Is it ethically justifiable to pirate copies of banned “subversive” books that would have otherwise been inaccessible? Does the ethical good of advancing the “liberating” freedom of knowledge against perceived state-sponsored repression negate the ethical reprehension of violating intellectual property and denying alms to a poor writer?
Or maybe the very act of attempting to read a “subversive” book is unethical for it evinces contempt for the rule of law? Would civil disobedience be a justifiable apologist defence for the contempt of the rule of law? Is the perceived immorality of state-sponsored repression actually ethically justified for it protects a far greater good of social harmony from the evils of political subversion? Would the ethical good of advancing freedom of knowledge then be unethical?
Is political subversion morally acceptable for it provides for democratic pluralism and hence sustainable state accountability in the long term? Is democratic liberalism still so ethically good when what society needs is the pure utilitarian need for economic development and social harmony that would otherwise be impeded by bickering political pluralism?
Wait, on the other note, maybe perhaps violating intellectual property rights is ethical for it diminishes intellectual monopoly and its rent-seeking encroachment on the public good of knowledge? Why are we back at discussing the ethical goodness of freedom of access to knowledge? Also maybe perhaps denying alms to a poor writer is less of an ethical bad, for the writer would in the first place get only a modicum of profits owing to the restricted circulation of his work?
Is it ethical even to attempt to lend support to a writing as a profession for society needs less writers but instead the precious utility of doctors, engineers and technocrats? Is it ethical of me to continue writing this lengthy reductionist line of questioning when it is frivolous and time-wasting in face of more productive things I could engage in instead?
Or maybe I should just get that copy of that banned book which critically analyses the local legal institution?
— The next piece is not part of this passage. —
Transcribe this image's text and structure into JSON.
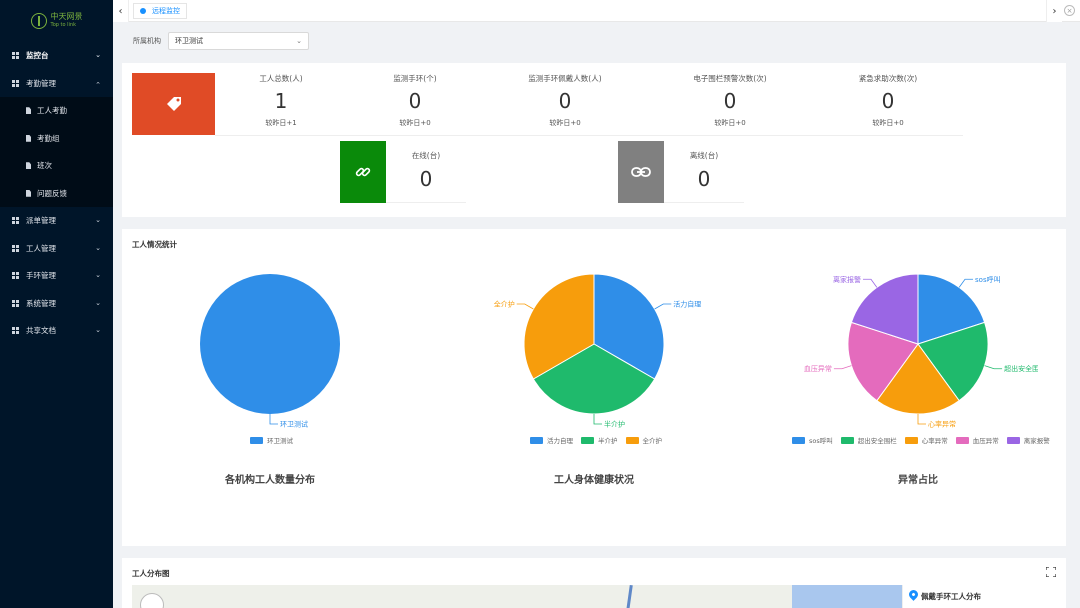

Or is it unethical of me to step on the toes of numerous ethical positions by engaging in the aforementioned act without further deliberation and indecision?